Brewster was able to work in both states under the Nurse Licensure Compact, allowing nurses to be employed across 30 different states.
States notoriously struggle to communicate across borders about which nurses are no longer allowed to practice.
West Virginia’s nursing board has now suspended her right to practice, while the Tennessee Department of Health has filed a disciplinary case against her. Kentucky says it is ‘investigating’ her license.
Brewster was employed by Jackson Nurse Professionals, a travel nurse company in Orlando, Florida, when she worked at Johnson City Medical Center.
Hospitals across the U.S. were left with no option but to rely on travel nurses over the pandemic amid surging Covid admissions.
These nurses are normally employed just for a few months at a time at vastly inflated rates to plug staffing shortages. Workers in these roles often shift between states.
Johnson City Medical Center became heavily dependent on the back-up staff during the pandemic, with the number of traveling nurses in its ranks jumping more than two-fold from 150 to 400.
It still is not known what Brewster’s motives were, or where the missing drugs went.

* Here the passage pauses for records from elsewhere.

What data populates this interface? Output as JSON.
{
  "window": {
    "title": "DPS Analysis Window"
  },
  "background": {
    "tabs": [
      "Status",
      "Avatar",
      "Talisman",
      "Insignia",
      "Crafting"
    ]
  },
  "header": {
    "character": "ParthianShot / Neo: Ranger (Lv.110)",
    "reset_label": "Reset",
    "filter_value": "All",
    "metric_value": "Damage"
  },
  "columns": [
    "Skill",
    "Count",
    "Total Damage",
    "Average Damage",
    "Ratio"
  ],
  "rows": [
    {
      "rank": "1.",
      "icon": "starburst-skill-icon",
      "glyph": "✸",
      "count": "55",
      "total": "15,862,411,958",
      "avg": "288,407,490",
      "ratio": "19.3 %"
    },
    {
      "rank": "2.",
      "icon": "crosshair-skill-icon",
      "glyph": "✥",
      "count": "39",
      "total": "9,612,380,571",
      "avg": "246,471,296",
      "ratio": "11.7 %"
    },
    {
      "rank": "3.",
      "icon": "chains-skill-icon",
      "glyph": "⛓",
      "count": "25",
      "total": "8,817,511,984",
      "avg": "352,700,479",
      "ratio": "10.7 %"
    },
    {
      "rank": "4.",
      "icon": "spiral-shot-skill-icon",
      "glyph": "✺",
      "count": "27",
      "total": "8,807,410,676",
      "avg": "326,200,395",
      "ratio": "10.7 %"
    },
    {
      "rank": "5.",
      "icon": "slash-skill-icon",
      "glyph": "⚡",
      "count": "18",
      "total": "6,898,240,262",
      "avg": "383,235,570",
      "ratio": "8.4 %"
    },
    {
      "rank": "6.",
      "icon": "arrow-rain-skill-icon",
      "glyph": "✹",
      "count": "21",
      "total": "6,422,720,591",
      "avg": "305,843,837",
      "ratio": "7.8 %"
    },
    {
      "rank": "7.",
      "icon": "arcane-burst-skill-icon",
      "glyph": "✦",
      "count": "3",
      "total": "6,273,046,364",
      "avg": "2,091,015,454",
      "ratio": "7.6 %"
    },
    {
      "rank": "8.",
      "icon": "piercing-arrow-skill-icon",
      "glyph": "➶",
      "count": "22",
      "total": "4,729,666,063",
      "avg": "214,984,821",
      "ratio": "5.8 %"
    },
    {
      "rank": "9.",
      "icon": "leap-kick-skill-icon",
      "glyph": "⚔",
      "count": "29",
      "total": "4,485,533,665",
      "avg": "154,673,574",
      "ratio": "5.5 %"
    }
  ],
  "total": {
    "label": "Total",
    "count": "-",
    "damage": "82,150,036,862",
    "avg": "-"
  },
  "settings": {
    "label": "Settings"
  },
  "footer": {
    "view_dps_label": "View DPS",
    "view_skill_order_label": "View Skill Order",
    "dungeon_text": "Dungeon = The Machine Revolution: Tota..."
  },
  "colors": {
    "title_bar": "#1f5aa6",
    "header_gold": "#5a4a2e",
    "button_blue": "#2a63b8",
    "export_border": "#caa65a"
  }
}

The Appalachian region she operated in has significantly struggled with drug abuse problems over the past decade, though, fueling the overdose crisis that has struck the U.S. as a whole.
West Virginia and Tennessee in particular have struggled with opioids, finding themselves among the national leaders in drug overdose deaths per capita, according to data from the Centers for Disease Control and Prevention.
Opioid drugs like hydromorphone have ravaged the region, being the main contributor to the 84.9 deaths per 100,000 West Virginians and 56.4 deaths per 100,000 Tennesseans from November 2020 to 2021.